Subscribe to Economic Trends & Insights
Uncharted Waters - April 2020
Economic activity is expected to recover in the second half of the year, but the shocks in some parts of the world could last for longer.
COVID-19 continues to wreak havoc on global financial markets and the global economy. Nations and cities around the world are in lockdown. Vast amounts of economic activity have come to a standstill.
As a result, most major world economies are expected to suffer outright contraction in 2020. Policymakers have moved with a greater sense of urgency to add support, but these efforts have struggled to keep pace with the pandemic. Economic activity in developed markets is expected to recover in the second half of the year, but the shocks in some parts of the world could last longer.

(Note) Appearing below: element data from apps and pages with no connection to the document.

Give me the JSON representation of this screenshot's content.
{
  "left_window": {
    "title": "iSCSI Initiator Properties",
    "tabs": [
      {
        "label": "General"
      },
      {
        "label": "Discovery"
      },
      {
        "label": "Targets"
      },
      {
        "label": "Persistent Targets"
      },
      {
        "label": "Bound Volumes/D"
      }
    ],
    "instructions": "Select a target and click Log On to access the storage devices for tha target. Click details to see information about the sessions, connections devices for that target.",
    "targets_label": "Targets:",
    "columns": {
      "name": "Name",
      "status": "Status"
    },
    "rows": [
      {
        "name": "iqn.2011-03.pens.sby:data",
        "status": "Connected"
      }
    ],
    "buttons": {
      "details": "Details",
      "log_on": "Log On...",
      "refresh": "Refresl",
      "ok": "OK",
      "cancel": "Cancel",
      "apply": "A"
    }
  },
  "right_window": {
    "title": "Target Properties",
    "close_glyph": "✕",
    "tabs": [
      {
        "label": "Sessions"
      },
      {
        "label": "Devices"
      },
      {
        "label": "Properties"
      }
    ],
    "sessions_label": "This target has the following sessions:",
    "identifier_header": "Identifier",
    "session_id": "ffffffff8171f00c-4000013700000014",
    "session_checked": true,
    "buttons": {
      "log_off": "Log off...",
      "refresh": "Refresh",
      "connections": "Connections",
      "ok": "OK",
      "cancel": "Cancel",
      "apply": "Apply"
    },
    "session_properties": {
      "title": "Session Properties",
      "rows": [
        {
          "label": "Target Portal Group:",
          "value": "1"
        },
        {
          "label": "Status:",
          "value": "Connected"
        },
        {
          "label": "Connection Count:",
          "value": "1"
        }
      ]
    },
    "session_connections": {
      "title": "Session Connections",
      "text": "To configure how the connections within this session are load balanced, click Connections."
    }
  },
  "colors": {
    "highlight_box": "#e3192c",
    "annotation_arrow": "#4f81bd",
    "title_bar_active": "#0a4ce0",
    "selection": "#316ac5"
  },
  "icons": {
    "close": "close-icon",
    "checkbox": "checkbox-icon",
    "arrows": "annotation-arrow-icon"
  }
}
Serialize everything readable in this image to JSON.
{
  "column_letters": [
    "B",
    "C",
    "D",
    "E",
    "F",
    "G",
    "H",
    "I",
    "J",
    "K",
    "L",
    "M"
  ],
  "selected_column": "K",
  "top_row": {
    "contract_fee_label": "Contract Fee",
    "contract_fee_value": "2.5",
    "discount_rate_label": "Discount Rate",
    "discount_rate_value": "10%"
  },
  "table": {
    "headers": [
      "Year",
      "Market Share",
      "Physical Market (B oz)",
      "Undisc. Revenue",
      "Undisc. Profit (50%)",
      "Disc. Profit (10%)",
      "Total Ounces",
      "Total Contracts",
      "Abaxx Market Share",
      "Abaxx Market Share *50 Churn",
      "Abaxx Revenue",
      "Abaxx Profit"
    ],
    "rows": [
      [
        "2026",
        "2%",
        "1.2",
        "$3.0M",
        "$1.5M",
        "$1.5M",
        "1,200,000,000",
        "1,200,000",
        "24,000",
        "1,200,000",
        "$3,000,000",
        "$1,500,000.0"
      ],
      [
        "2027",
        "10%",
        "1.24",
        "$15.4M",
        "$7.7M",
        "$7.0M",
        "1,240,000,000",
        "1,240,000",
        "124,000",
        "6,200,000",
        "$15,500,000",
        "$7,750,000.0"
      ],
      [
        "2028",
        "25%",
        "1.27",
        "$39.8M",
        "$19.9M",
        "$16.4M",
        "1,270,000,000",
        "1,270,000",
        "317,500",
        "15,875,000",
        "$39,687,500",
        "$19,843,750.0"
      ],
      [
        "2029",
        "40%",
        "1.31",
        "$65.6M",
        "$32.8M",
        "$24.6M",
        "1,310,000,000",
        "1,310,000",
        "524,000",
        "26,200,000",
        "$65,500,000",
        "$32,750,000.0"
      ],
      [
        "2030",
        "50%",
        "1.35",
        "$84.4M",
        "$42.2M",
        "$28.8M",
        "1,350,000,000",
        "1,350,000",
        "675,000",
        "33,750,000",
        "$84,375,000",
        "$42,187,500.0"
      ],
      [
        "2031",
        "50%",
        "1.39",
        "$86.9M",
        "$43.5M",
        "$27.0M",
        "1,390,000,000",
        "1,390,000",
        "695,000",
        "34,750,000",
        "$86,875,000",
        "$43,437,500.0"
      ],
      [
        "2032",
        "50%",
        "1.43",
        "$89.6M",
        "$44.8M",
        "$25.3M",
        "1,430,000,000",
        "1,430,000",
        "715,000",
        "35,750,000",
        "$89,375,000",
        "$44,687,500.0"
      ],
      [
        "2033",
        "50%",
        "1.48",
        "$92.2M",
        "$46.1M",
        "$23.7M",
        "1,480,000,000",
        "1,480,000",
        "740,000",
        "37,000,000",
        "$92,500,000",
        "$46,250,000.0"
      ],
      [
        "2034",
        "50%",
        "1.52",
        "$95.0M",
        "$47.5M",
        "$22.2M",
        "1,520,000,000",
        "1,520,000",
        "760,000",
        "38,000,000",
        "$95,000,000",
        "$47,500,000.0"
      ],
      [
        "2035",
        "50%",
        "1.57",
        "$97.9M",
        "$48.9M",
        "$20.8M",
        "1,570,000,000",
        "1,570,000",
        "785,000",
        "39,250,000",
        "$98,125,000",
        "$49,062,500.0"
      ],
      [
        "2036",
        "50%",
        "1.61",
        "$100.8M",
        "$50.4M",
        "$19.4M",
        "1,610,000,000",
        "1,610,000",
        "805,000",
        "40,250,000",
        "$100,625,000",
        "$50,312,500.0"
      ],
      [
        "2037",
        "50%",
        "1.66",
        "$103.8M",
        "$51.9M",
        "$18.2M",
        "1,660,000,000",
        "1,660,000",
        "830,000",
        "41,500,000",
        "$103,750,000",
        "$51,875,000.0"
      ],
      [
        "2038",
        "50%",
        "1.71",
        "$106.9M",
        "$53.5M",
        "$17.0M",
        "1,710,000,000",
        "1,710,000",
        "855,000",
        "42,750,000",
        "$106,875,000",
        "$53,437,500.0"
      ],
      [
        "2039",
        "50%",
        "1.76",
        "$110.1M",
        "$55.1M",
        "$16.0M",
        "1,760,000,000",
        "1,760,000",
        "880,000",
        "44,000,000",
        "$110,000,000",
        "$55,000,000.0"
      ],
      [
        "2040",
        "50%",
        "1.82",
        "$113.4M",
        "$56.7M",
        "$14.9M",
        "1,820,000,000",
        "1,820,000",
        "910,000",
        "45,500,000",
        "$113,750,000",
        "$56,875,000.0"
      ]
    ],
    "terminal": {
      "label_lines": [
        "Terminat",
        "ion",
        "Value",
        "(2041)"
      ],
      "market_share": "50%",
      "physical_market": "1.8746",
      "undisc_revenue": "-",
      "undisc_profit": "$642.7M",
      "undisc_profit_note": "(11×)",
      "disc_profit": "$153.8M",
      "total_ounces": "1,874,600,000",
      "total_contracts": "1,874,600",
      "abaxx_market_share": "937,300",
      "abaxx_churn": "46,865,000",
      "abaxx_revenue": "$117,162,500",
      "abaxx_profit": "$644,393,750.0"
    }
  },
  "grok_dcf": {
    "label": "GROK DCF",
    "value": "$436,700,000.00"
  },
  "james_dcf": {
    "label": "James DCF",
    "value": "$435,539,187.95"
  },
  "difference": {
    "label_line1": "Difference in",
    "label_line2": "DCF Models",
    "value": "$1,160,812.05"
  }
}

Though the oil price war has ended with a record deal to cut production, a slump in demand will continue to weigh on oil prices and, in turn, its producers.
Following are our views on how major world economies will fare this year and next.
- Viral contagion in the U.S. is still rising, and a good portion of the country’s economic activity has been halted. The U.S. economy is 68% consumption. When consumers stay home, the disruption is immediate and severe. The greatest risk of lasting economic damage will come from worker layoffs and employer closures, defaults and bankruptcies. Unemployment claims are surging while credit spreads remain elevated.
- To respond, the U.S. Federal Reserve has reduced overnight rates and launched programs to extend credit and repair liquidity in the financial markets. Three rounds of fiscal stimulus have passed, and more may follow. The near-term disruption will be substantial, but we expect a return to trend growth in late 2020.
- The outbreak of COVID-19 across eurozone economies has pushed the area into recession. Growth drivers like domestic demand and tourism have dropped like stones. Outbreaks in Italy and Spain have been cause for major concern. Germany’s reliance on external demand will be a major hindrance. Unemployment rates for the eurozone are likely to peak at levels never seen before. Recent survey data confirms the severe shock to sentiment, presaging declines in hard data ahead.
- Colossal challenges posed by the outbreak have forced the European Central Bank to adopt a massive asset purchase program that covers an expanded range of assets and countries. These supports should help ease some strain, but region-wide fiscal relief is still missing. Agreement was reached late last week on the contours of stimulus, but it may take time to reach areas of greatest need.
- Strengthened restrictions on movement announced by the British government are causing significant disruptions to economic activity. As a result, we expect unemployment rates in the U.K. to more than double by midyear. The threat has prompted a coordinated monetary and fiscal policy response. The Bank of England lowered its overnight rate to 0.10%, commenced £200 billion of quantitative easing, and agreed to temporary monetary financing of government spending. Parliament announced a £330 billion emergency rescue package for businesses and enhanced benefits for those most affected by the pandemic.
- The only silver lining in all of this for the U.K. is that Brexit worries will take a backseat. Overwhelmed by the outbreak and reluctant to impose additional burdens on businesses, the U.K. government may re-think its stance of not seeking an extension to the transition period beyond December 2020.
- On the back of a dismal end to 2019 and disruptions in global markets and supply chains, the Japanese economy suffered the further indignity of the postponement of the 2020 Summer Olympics until 2021. Tokyo was recently forced to implement a lockdown, and other prefectures have followed. A recession is assured.
- Recent government stimulus measures won’t be enough be avoid a downturn, but should set the stage for recovery. The Bank of Japan (BoJ) has announced additional easing measures to soften the fallout of COVID-19. And hopefully, the Summer Olympics will come off successfully next year.
- While the domestic spread of COVID-19 is slowing, the global outbreak is weighing on China’s export-dependent economy. Containment measures caused severe disruption. Authorities are trying to ramp up economic activity, but global demand for China’s output has been severely damaged. A surge in bad debts and corporate defaults (from a record high in 2019) is a further challenge for policymakers. Overall, China is likely to enter a technical recession, which may not be reflected in the reported headline numbers.
- Chinese policymakers have been deploying a mix of monetary and fiscal easing measures. Targeted required reserve-ratio cuts are aimed at providing credit to struggling corporations, while infrastructure projects will keep workers employed. Some are suggesting that China will offer significant aid to struggling emerging economies, but we suspect they will need their resources to deal with problems at home.
Global Economic Forecast – April